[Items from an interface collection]
*-*-*
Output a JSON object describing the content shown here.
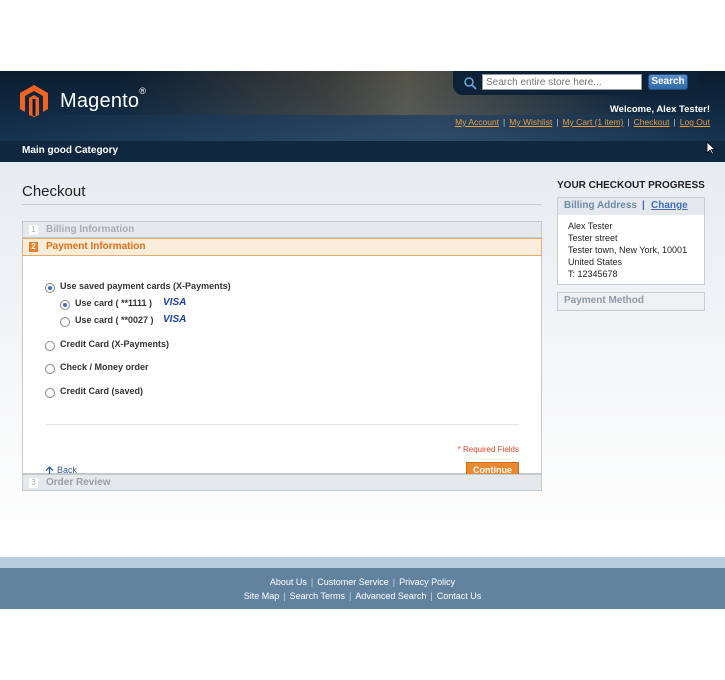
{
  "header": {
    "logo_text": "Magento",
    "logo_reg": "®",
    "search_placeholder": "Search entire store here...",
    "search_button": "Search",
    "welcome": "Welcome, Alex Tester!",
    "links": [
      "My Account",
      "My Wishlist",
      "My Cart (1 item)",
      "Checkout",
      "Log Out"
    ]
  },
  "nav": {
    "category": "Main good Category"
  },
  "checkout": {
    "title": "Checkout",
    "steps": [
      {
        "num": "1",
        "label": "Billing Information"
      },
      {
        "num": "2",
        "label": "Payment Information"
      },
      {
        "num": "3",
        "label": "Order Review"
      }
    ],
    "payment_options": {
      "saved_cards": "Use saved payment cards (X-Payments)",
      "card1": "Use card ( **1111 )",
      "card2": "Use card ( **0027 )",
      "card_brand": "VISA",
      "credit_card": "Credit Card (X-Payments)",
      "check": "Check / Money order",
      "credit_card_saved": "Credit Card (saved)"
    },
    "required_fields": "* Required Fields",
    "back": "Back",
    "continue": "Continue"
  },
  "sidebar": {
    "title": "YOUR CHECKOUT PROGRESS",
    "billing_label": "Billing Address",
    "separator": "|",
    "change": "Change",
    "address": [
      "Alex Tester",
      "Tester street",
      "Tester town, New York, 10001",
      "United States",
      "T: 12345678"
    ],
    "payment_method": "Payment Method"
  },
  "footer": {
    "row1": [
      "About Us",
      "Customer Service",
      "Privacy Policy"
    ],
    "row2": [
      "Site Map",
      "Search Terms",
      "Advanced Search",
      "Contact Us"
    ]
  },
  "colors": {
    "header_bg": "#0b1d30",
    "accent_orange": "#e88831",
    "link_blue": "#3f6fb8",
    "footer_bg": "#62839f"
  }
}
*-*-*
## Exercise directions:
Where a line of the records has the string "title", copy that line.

## Solution for this problem:
    "title": "Checkout",
    "title": "YOUR CHECKOUT PROGRESS",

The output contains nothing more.